While Florida and the Deep South prepare for Irma’s wrath, she’s already whipped across the Caribbean leaving death and destruction in her wake. However, this isn’t the only disaster facing the lower-48. Paul Yeager has the details.

Wildfires chewed through homes in the West this week. In Oregon, the fire is tearing through the state’s identity of treasured resources. Several recreational areas were scarred in the Columbia Gorge. The National Scenic area attracts more than 3 million people each year. Much of the state is under a smoky haze as a heat wave makes battling the blaze even more challenging.

Earlier this week, in the Willamette National Forest alone, 16 fires covering 45-thousand acres were burning. This wildfire in Madera County, California started last weekend, quickly charred more than 600 acres. Another 200 structures in the area were threatened. Scattered storms are forecast to offer some relief to crews in Washington, Idaho and western Montana.
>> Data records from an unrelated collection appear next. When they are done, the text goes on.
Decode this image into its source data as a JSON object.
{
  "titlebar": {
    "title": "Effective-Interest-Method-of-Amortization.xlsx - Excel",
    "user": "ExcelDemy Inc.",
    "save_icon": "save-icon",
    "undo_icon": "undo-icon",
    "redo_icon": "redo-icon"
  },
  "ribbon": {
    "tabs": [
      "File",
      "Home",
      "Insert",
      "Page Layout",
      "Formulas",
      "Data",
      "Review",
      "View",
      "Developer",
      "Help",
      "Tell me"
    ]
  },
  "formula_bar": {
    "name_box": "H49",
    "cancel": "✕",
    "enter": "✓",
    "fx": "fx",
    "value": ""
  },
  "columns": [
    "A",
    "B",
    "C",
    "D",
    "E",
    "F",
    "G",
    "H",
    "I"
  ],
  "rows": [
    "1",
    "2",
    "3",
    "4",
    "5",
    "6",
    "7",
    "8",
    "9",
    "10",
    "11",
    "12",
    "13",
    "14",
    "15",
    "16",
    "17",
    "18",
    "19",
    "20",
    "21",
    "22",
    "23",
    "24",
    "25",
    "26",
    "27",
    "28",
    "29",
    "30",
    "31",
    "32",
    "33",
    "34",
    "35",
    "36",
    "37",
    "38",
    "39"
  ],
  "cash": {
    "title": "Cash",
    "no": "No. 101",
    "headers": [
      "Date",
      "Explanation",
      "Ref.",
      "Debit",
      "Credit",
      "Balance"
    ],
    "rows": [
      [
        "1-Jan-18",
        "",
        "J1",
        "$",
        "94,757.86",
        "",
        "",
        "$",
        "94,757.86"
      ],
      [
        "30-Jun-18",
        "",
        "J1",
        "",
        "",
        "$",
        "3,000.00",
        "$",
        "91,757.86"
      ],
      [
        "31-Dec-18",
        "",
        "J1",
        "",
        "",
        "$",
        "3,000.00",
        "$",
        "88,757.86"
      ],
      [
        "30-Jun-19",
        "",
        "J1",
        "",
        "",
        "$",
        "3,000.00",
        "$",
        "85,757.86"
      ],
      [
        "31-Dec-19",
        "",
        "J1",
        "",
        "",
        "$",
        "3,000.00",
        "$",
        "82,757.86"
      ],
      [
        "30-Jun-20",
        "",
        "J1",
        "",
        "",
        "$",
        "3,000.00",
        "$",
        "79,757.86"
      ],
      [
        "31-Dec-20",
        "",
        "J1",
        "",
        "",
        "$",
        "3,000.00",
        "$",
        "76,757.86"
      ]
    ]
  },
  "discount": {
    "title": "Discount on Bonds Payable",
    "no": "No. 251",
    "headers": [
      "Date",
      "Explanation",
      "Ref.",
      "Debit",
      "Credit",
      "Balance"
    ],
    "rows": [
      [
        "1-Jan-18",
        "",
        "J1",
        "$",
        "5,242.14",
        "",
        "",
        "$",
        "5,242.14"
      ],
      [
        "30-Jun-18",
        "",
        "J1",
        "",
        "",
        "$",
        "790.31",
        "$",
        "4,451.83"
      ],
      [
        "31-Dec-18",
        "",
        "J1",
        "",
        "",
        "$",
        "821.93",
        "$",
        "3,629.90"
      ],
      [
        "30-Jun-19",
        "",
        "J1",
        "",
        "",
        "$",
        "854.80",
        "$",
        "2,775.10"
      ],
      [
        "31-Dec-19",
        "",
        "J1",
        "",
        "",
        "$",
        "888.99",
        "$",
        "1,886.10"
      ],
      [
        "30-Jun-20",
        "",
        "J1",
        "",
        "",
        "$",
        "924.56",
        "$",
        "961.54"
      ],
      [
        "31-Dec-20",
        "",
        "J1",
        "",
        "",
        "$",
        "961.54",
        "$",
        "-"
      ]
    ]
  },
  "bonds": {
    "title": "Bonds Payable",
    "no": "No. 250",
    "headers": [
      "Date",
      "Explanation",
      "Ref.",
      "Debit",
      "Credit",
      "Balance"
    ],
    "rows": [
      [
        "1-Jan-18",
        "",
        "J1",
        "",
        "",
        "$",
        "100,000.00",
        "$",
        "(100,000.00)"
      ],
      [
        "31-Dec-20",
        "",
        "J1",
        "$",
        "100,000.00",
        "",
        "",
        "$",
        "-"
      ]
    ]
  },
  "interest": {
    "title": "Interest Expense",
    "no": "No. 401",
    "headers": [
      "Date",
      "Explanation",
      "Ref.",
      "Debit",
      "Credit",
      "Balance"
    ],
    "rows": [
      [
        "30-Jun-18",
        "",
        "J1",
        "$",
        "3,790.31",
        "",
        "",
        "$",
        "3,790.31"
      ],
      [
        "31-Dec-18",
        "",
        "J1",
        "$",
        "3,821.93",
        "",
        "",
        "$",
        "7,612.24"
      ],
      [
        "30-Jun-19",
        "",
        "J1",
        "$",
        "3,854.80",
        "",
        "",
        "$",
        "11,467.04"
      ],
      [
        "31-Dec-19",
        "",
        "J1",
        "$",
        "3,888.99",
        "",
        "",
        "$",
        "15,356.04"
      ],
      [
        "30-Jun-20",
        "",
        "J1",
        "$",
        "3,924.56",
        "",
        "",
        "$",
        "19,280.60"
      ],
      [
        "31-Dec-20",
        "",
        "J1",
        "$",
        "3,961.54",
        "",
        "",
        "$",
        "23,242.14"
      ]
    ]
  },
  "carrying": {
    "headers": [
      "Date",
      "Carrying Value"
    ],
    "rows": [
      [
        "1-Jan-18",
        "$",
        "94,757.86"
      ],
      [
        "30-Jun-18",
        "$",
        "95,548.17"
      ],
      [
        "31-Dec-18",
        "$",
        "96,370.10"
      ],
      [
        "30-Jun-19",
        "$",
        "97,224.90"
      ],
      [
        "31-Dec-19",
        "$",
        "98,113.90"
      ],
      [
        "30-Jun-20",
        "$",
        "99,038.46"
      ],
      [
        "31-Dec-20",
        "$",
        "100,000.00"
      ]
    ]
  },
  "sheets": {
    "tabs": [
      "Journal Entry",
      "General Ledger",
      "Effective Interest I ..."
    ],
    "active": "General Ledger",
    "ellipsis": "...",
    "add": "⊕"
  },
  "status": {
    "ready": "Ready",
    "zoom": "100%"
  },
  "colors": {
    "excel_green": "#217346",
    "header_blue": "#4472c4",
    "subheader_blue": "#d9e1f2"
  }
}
The National Interagency Fire Center reports 76 active fires in 9 states with the largest number of blazes in Oregon, Montana and California. Year-to-date statistics reveal more than 47,000 fires have burned through nearly 8 million acres -- the most damage since 2011.

Meanwhile, cleanup is in full swing following Hurricane Harvey. Damage assessments at much of the region’s petrochemical industry revealed compromised Superfund sites. The Environmental Protection Agency-designates locations that are the most intensely contaminated. Seven of the twelve sites in the Houston metro area were inundated with water last week raising concerns that floodwaters may wash in pollution. The EPA did confirm only a few locations in Texas had significant damage.

Cattle ranchers spent much of week rounding up herds displaced by Harvey. 1.2 million beef cattle are in the 58 counties declared state disaster area’s following the storm. Southwest of Houston in Wharton County, Texas, the land where 60,000 cattle usually graze was filled with water. The animals found safe locations for survival.

Coleman Locke, Texas Cattle Farmer: “I know my son has been out there in the water for two days at least waist-deep working, trying to either move cows to higher ground or get hay to them and see that they’re OK.”

John Locke, Texas Cattle Farmer: “We’re on a larger area. We’re dealing with ground that doesn’t support equipment and doesn’t support horses. So, we’re going to try to get this hay out there. I have got about three different ideas of, OK, if this doesn’t work, we are going to do this, and if this doesn’t work, we’re going to do this.”

For Market to Market, I’m Paul Yeager.